Rio Tinto discovers process to recover scandium from waste material
As part of its efforts to extract valuable minerals from waste materials, Rio Tinto has developed a process in which it can extract the rare earth scandium from its titanium dioxide production process at one of its facilities in Quebec, Canada.
Reuters reported that Rio Tinto is studying ways to commercially produce the mineral.
This is not the first time that Rio Tinto has explored the waste materials produced at its core mining business to recover critical minerals, including rare earth materials.
Currently, China is the world’s largest producer and consumer of many of these minerals, including rare earths. That has prompted efforts by politicians and companies in Canada, the United States and elsewhere to try and produce their own supplies.
Rio Tinto said it can now extract scandium oxide from the waste products generated when it makes titanium dioxide, a white pigment, at one of its facilities in Quebec.
The company’s scientists had been studying ways to extract minerals from the waste and discovered high concentrations of scandium, which can be used in lighting and as a strengthening agent for aluminum.
Rio Tinto said scandium was the only rare earth element found in large enough concentrations in the Quebec plant’s waste stream to produce economically.
Rio Tinto added it has started producing small batches of scandium oxide and is talking with potential customers to decide when to move into commercial production.

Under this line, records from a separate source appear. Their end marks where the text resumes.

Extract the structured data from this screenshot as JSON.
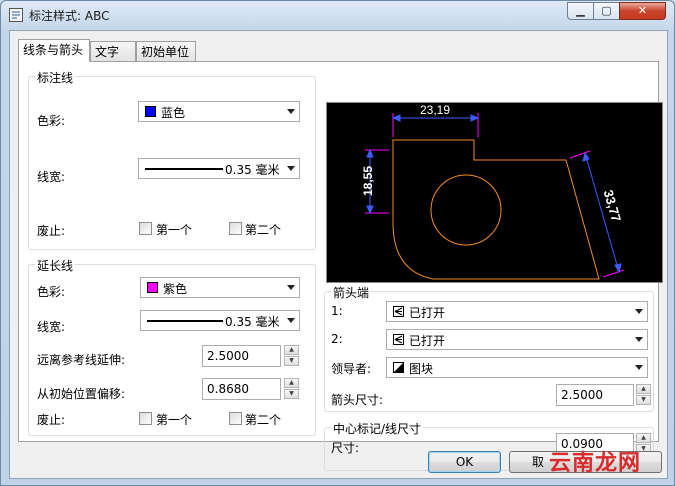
{
  "window": {
    "title": "标注样式: ABC"
  },
  "tabs": [
    {
      "label": "线条与箭头"
    },
    {
      "label": "文字"
    },
    {
      "label": "初始单位"
    }
  ],
  "dim_line": {
    "group_label": "标注线",
    "color_label": "色彩:",
    "color_value": "蓝色",
    "color_hex": "#0000ff",
    "lineweight_label": "线宽:",
    "lineweight_value": "0.35 毫米",
    "suppress_label": "废止:",
    "first_label": "第一个",
    "second_label": "第二个"
  },
  "ext_line": {
    "group_label": "延长线",
    "color_label": "色彩:",
    "color_value": "紫色",
    "color_hex": "#ff00ff",
    "lineweight_label": "线宽:",
    "lineweight_value": "0.35 毫米",
    "extend_label": "远离参考线延伸:",
    "extend_value": "2.5000",
    "offset_label": "从初始位置偏移:",
    "offset_value": "0.8680",
    "suppress_label": "废止:",
    "first_label": "第一个",
    "second_label": "第二个"
  },
  "arrowheads": {
    "group_label": "箭头端",
    "first_label": "1:",
    "first_value": "已打开",
    "second_label": "2:",
    "second_value": "已打开",
    "leader_label": "领导者:",
    "leader_value": "图块",
    "size_label": "箭头尺寸:",
    "size_value": "2.5000"
  },
  "center_mark": {
    "group_label": "中心标记/线尺寸",
    "size_label": "尺寸:",
    "size_value": "0.0900"
  },
  "preview": {
    "dim_top": "23,19",
    "dim_left": "18,55",
    "dim_right": "33,77"
  },
  "buttons": {
    "ok": "OK",
    "cancel": "取"
  },
  "watermark": {
    "text": "云南龙网"
  }
}
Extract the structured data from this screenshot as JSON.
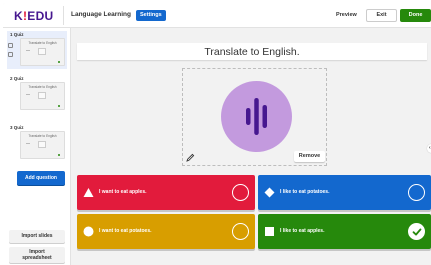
{
  "header": {
    "logo_main": "K",
    "logo_bang": "!",
    "logo_rest": "EDU",
    "title": "Language Learning",
    "settings_label": "Settings",
    "preview_label": "Preview",
    "exit_label": "Exit",
    "done_label": "Done"
  },
  "sidebar": {
    "slides": [
      {
        "number": "1 Quiz",
        "title": "Translate to English",
        "active": true
      },
      {
        "number": "2 Quiz",
        "title": "Translate to English",
        "active": false
      },
      {
        "number": "3 Quiz",
        "title": "Translate to English",
        "active": false
      }
    ],
    "add_question_label": "Add question",
    "import_slides_label": "Import slides",
    "import_sheet_line1": "Import",
    "import_sheet_line2": "spreadsheet"
  },
  "question": {
    "text": "Translate to English.",
    "media_icon": "sound-wave-icon",
    "remove_label": "Remove"
  },
  "answers": [
    {
      "text": "I want to eat apples.",
      "shape": "triangle-icon",
      "color": "#e21b3c",
      "correct": false
    },
    {
      "text": "I like to eat potatoes.",
      "shape": "diamond-icon",
      "color": "#1368ce",
      "correct": false
    },
    {
      "text": "I want to eat potatoes.",
      "shape": "circle-icon",
      "color": "#d89e00",
      "correct": false
    },
    {
      "text": "I like to eat apples.",
      "shape": "square-icon",
      "color": "#26890c",
      "correct": true
    }
  ],
  "colors": {
    "brand": "#46178f",
    "accent": "#1368ce",
    "done": "#26890c",
    "media": "#c39ade"
  }
}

Rio declined to forecast that timeline.
The move “is a great example of how we are looking at our operations across the world with fresh eyes to see how we can extract value from by-product streams,” Rio Chief Executive Jean-Sebastien Jacques said in a statement.
Separately, Rio is also studying ways to extract lithium from waste rock at a California mine and is working with the U.S. Department of Energy’s Critical Materials Institute on rare earths-related research.

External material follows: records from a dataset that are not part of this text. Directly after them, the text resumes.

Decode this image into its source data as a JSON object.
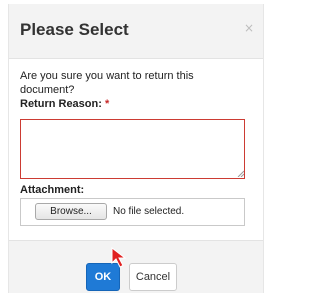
{
  "dialog": {
    "title": "Please Select",
    "close_symbol": "×",
    "question": "Are you sure you want to return this document?",
    "return_reason_label": "Return Reason:",
    "required_marker": "*",
    "return_reason_value": "",
    "attachment_label": "Attachment:",
    "browse_label": "Browse...",
    "no_file_text": "No file selected.",
    "ok_label": "OK",
    "cancel_label": "Cancel"
  },
  "colors": {
    "primary_button": "#1f7ad6",
    "required_border": "#cc3b33",
    "cursor": "#e02020"
  },
  "icons": {
    "cursor": "mouse-pointer-icon",
    "resize": "resize-grip-icon"
  }
}
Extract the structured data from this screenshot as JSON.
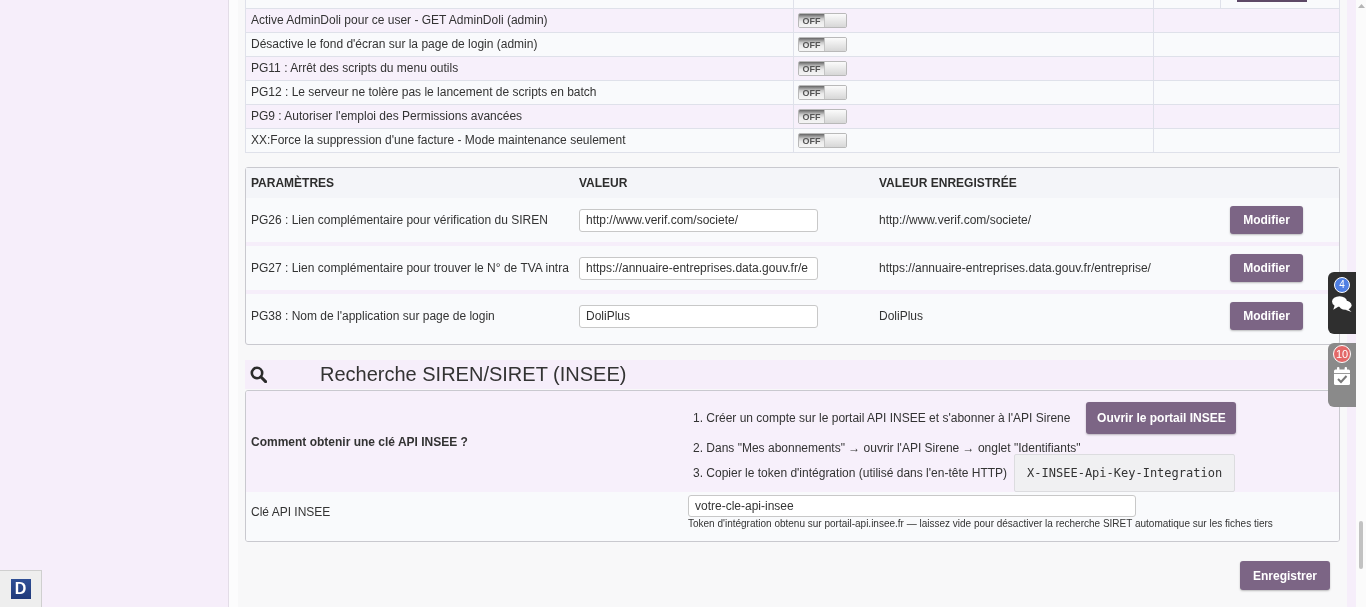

Photo: Rio Tinto’s Fer et Titane mine in Quebec. Credit Rio Tinto